§ **INFORMATION SHOWN**

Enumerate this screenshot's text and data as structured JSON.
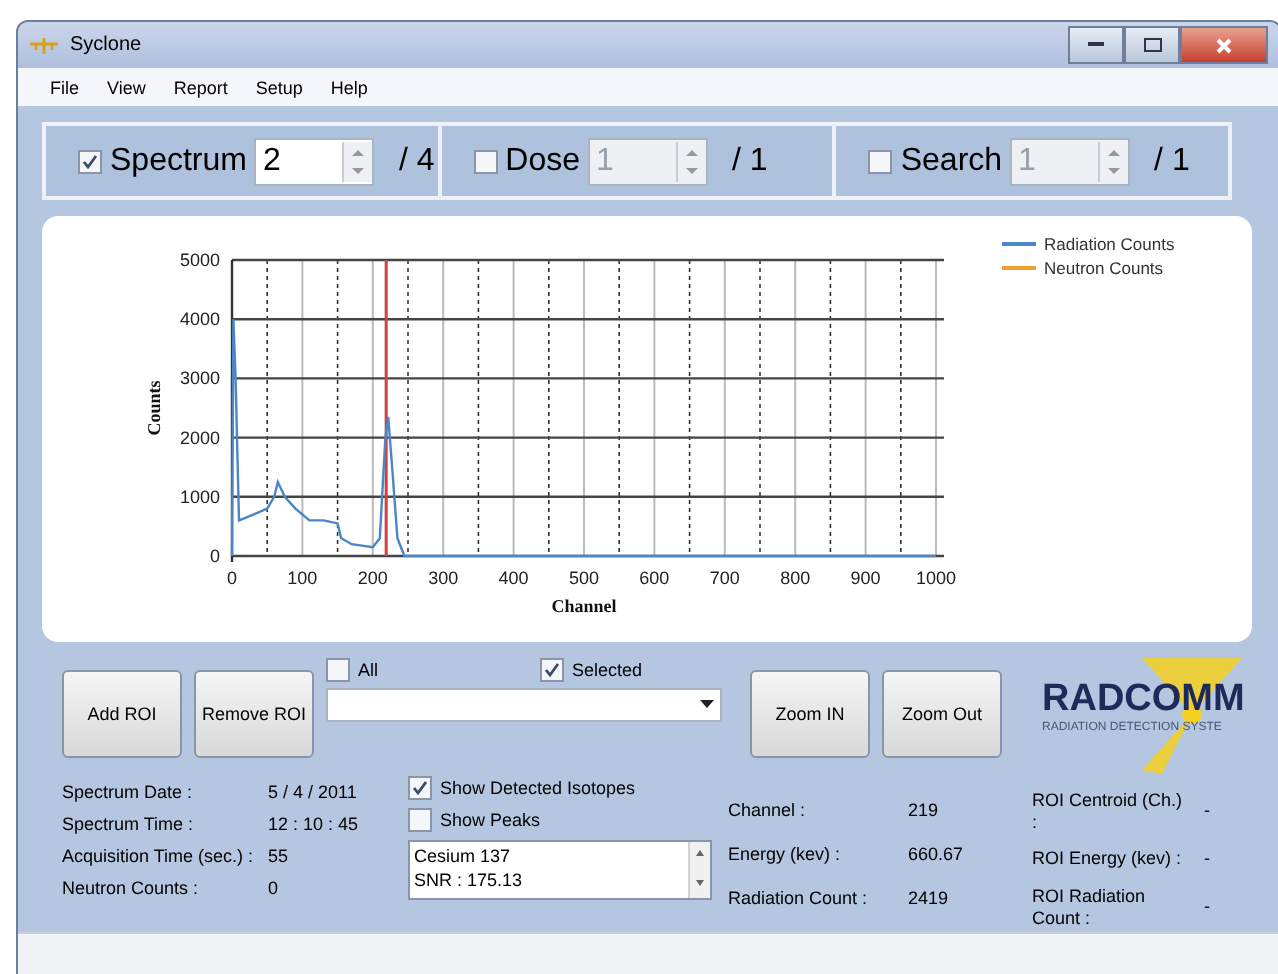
{
  "window": {
    "title": "Syclone"
  },
  "menu": [
    "File",
    "View",
    "Report",
    "Setup",
    "Help"
  ],
  "toolbar": [
    {
      "label": "Spectrum",
      "checked": true,
      "value": "2",
      "disabled": false,
      "total": "/ 4"
    },
    {
      "label": "Dose",
      "checked": false,
      "value": "1",
      "disabled": true,
      "total": "/ 1"
    },
    {
      "label": "Search",
      "checked": false,
      "value": "1",
      "disabled": true,
      "total": "/ 1"
    }
  ],
  "chart": {
    "chart_data": {
      "type": "line",
      "xlabel": "Channel",
      "ylabel": "Counts",
      "x": [
        0,
        2,
        5,
        10,
        20,
        30,
        40,
        50,
        60,
        65,
        75,
        90,
        110,
        130,
        150,
        155,
        170,
        200,
        210,
        218,
        222,
        228,
        235,
        245,
        300,
        1000
      ],
      "series": [
        {
          "name": "Radiation Counts",
          "color": "#4a86c8",
          "values": [
            0,
            4000,
            3000,
            600,
            650,
            700,
            750,
            800,
            1000,
            1250,
            1000,
            800,
            600,
            600,
            550,
            300,
            200,
            150,
            300,
            2000,
            2350,
            1400,
            300,
            0,
            0,
            0
          ]
        },
        {
          "name": "Neutron Counts",
          "color": "#f0a030",
          "values": [
            null,
            null,
            null,
            null,
            null,
            null,
            null,
            null,
            null,
            null,
            null,
            null,
            null,
            null,
            null,
            null,
            null,
            null,
            null,
            null,
            null,
            null,
            null,
            null,
            null,
            null
          ]
        }
      ],
      "xlim": [
        0,
        1000
      ],
      "ylim": [
        0,
        5000
      ],
      "xticks": [
        0,
        100,
        200,
        300,
        400,
        500,
        600,
        700,
        800,
        900,
        1000
      ],
      "yticks": [
        0,
        1000,
        2000,
        3000,
        4000,
        5000
      ],
      "grid": true,
      "legend": true,
      "ref_lines": [
        {
          "axis": "x",
          "value": 219
        }
      ]
    }
  },
  "roi_controls": {
    "buttons": [
      "Add ROI",
      "Remove ROI"
    ],
    "toggles": [
      {
        "label": "All",
        "checked": false
      },
      {
        "label": "Selected",
        "checked": true
      }
    ],
    "zoom_buttons": [
      "Zoom IN",
      "Zoom Out"
    ]
  },
  "logo": {
    "name": "RADCOMM",
    "tagline": "RADIATION DETECTION SYSTE"
  },
  "spectrum_info": [
    {
      "label": "Spectrum Date :",
      "value": "5 / 4 / 2011"
    },
    {
      "label": "Spectrum Time :",
      "value": "12 : 10 : 45"
    },
    {
      "label": "Acquisition Time (sec.) :",
      "value": "55"
    },
    {
      "label": "Neutron Counts :",
      "value": "0"
    }
  ],
  "options": [
    {
      "label": "Show Detected Isotopes",
      "checked": true
    },
    {
      "label": "Show Peaks",
      "checked": false
    }
  ],
  "isotopes": [
    "Cesium 137",
    "SNR : 175.13"
  ],
  "measurements": [
    {
      "label": "Channel :",
      "value": "219"
    },
    {
      "label": "Energy (kev) :",
      "value": "660.67"
    },
    {
      "label": "Radiation Count :",
      "value": "2419"
    }
  ],
  "roi_info": [
    {
      "label": "ROI Centroid (Ch.) :",
      "value": "-"
    },
    {
      "label": "ROI Energy (kev) :",
      "value": "-"
    },
    {
      "label": "ROI Radiation Count :",
      "value": "-"
    }
  ]
}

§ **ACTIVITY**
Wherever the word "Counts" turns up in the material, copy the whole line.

§ **OUTPUT FOR THIS TASK**
      "ylabel": "Counts",
          "name": "Radiation Counts",
          "name": "Neutron Counts",
      "label": "Neutron Counts :",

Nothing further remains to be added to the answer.